Good Meat: The Complete Guide to Sourcing and Cooking Sustainable Meat
Eating sustainable meat—grass fed meat humanely raised by local farmers—can improve your health; protect our environment; and strengthen our farm communities.
These three simple truths form the heart of Deborah Krasner’s groundbreaking new book, Good Meat: The Complete Guide to Sourcing and Cooking Sustainable Meat (Stewart, Tabori & Chang; September 1, 2010; $40 /US; ISBN 978-1584798637). In the 400 pages of Good Meat, Deborah Krasner shows concerned consumers how to find, order, and prepare sustainably raised meat, thus making the vital connections among responsible agriculture, delicious food, good health, the environment, and every American dinner table. Now eating meat doesn’t have to be a guilty pleasure – good meat can be a positive choice for health, the environment, and satisfying eating.
In GoodMeat , Krasner, (a James Beard cookbook award winner), not only provides consumers with delicious recipes for cooking this leaner meat, but also encourages and facilitates direct purchasing from local farmers, because grass-fed and pastured meats are now available in every state of the union. This is the only book that gives consumers detailed, easy-to-follow directions for ordering whole, half, or quarter animals directly from the farm, enabling individuals (or groups such as meat CSA’s) to affordably purchase good meat in bulk. Using specially developed photographs and charts, and going part by part, Krasner explains systematically and clearly all the choices for using custom meat order forms called “cut sheets.” In addition, she provides an extensive list of sources for purchasing sustainable meat in smaller quantities.
About the Author
Deborah Krasner is a James Beard Award winning cookbook writer (The Flavors of Olive Oil ) and food professional living in Vermont. She hosts culinary vacations in Italy and Vermont that have been featured in GQ, Bon Appétit, and the Boston Globe. A nationally known kitchen designer, she created Marcella Hazan’s current kitchen in Longboat Key, Florida. Good Meat is her seventh book.
Salt Seared Burger with Red Wine Reduction Sauce
Heating a well-seasoned cast-iron frying pan until hot and then shaking coarse sea salt on the surface is a fun thing to do because the salt starts to pop like popcorn as it heats. Put the meat in the pan as soon as you hear or see the first pop, and you’ll be guaranteed a great burger that’s seared crisp on the outside and is pink and juicy within. Just be sure to flip it as soon as it does not stick anymore—you don’t want to overcook the meat. It is easier to scrape up the browned bits and make the wine reduction sauce from a flat-bottomed pan that a ridged one.
1 pound ground grass-fed beef
1 teaspoon coarse sea salt such as gray Atlantic or Celtic (for pan-searing only)
Freshly ground black pepper
½ cup red wine
1 tablespoon unsalted butter
Bring the meat to room temperature for about 30 minutes. Blot the surface of the meat dry when you take it out of its package.

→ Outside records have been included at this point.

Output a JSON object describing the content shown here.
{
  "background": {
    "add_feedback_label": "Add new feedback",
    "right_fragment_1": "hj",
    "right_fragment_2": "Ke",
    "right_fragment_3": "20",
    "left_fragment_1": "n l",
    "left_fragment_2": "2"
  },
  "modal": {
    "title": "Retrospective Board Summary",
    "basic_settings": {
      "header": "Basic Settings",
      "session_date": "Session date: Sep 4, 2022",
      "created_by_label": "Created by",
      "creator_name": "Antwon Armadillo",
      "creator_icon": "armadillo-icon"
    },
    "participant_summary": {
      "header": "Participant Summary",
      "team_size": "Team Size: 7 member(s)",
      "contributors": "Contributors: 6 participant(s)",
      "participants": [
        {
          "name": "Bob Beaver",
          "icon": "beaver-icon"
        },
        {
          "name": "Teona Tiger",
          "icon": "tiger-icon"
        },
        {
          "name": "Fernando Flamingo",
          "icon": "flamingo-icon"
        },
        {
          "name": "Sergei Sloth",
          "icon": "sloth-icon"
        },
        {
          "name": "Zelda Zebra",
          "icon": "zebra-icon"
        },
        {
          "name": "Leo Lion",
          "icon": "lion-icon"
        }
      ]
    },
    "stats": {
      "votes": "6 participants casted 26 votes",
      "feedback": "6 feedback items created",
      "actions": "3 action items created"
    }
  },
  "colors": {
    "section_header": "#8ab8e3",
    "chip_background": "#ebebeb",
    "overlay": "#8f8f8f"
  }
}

Form the meat into 4 burgers, slap-patting them firmly into shape. Use your thumb to make an indentation on the top center of each one.
Heat a dry, seasoned cast-iron frying pan or grill pan to hot over high heat. (For safety’s sake, have a big lid ready to smother flames in case of flare-ups.) Pour the salt into the pan, scattering it so that it loosely covers the surface. As soon as the salt begins to pop, turn on the exhaust fan and add the burgers. Cook for about 3 minutes per side over highest heat, flipping the burgers as soon as they do not stick and are browned. When the patties are done, put them on a plate to rest and shower them with black pepper to taste.

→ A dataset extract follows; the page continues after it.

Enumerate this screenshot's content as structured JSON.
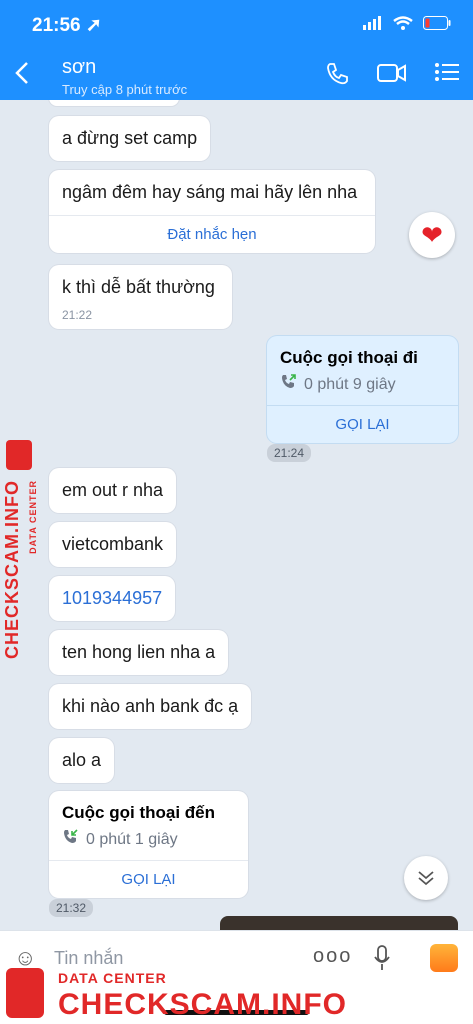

Keeping the pot lid within reach in case the wine flames, pour the wine into the hot burger pan over medium heat. Using a wooden spatula, scrape the browned bits from the surface of the pan into the wine as it bubbles. Reduce the wine by half, to about ¼ cup, 3 to 5 minutes. Turn the heat to low and swirl in butter to blend. Pour this sauce over the burgers. Serve at once, either on a plate or on a bun or split hard roll.